Below you will find six commonly believed myths about sweat. Prepare to learn the truth.
- Sweat smells bad.
Actually, sweat itself is odorless. What you are smelling is the bacteria that can be found all over our bodies. These bacteria are essential to breaking down the proteins and lipids that exist in the moisture from the apocrine glands.
- You sweat out toxins.
When you sweat, all you are excreting is water, salt, protein, and nontoxic urea. Toxins are actually broken down by the liver and excreted through urine.
- You can lose weight by sweating.
Sorry, readers, but it’s not that easy. While wrestlers have long used this trick to “make weight” before a match, it’s exactly that: a trick. You can’t sweat off weight. You may be sweating off water weight temporarily as your body dehydrates, but it’s not much and you will gain it back as soon as you drink a glass of water.
- Deodorant is dangerous.
You may have heard a rumor that aluminum in antiperspirants can cause cancer. However, dermatologists have conducted studies showing that there is no evidence to back up that claim. If you are sweating, don’t be afraid to rub on some deodorant; after all, the bacteria in your armpits are making you stink.
- Sweating causes you to break out.
Sweat does not cause acne. Acne occurs when your glands become clogged with oil.
- Sweat leaves yellow stains.
You may find yellow stains in the damp pits of your white t-shirt, but it is not the sweat giving them their color. Sweat is actually clear. The yellow hue comes from the bacteria, fats, and oils in the skin.
Sweating is totally normal. Sweating too much, however, can be a problem. There are eight million people in the United States struggling with hyperhidrosis. This condition causes them to sweat four to five times as much as the average individual, which can cause embarrassing problems throughout the day and night. Hyperhidrosis affects men and women equally and is most common among people aged 25 to 64 years.
Fortunately, treating hyperhidrosis is relatively simple. Iontophoresis machines were introduced over 50 years ago to treat excessive sweating, and since their invention, iontophoresis treatment has helped patients across the country control their excessive sweating.

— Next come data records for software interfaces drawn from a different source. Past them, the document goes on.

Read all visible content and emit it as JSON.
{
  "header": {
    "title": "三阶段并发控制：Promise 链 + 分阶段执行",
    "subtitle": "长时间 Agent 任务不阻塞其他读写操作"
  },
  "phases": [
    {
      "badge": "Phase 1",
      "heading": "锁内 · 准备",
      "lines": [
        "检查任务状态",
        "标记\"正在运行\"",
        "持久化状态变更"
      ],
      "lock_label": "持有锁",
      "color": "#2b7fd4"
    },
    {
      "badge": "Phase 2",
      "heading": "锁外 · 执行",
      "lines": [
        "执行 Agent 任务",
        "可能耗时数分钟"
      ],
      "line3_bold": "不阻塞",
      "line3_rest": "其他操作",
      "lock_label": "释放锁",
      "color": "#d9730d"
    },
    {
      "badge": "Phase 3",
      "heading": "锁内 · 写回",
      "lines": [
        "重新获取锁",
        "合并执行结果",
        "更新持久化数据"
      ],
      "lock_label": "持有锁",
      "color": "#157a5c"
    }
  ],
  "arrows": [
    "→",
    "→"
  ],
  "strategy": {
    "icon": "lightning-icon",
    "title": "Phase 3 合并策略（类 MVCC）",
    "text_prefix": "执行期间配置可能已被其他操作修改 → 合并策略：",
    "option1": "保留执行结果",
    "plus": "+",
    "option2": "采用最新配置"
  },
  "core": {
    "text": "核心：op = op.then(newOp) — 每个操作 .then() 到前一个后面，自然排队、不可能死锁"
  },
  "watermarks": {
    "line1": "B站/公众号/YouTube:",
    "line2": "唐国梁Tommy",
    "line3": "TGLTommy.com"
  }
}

If you have any questions about sweat, hyperhidrosis, or iontophoresis machines, feel free to contact Hidrex USA for more information.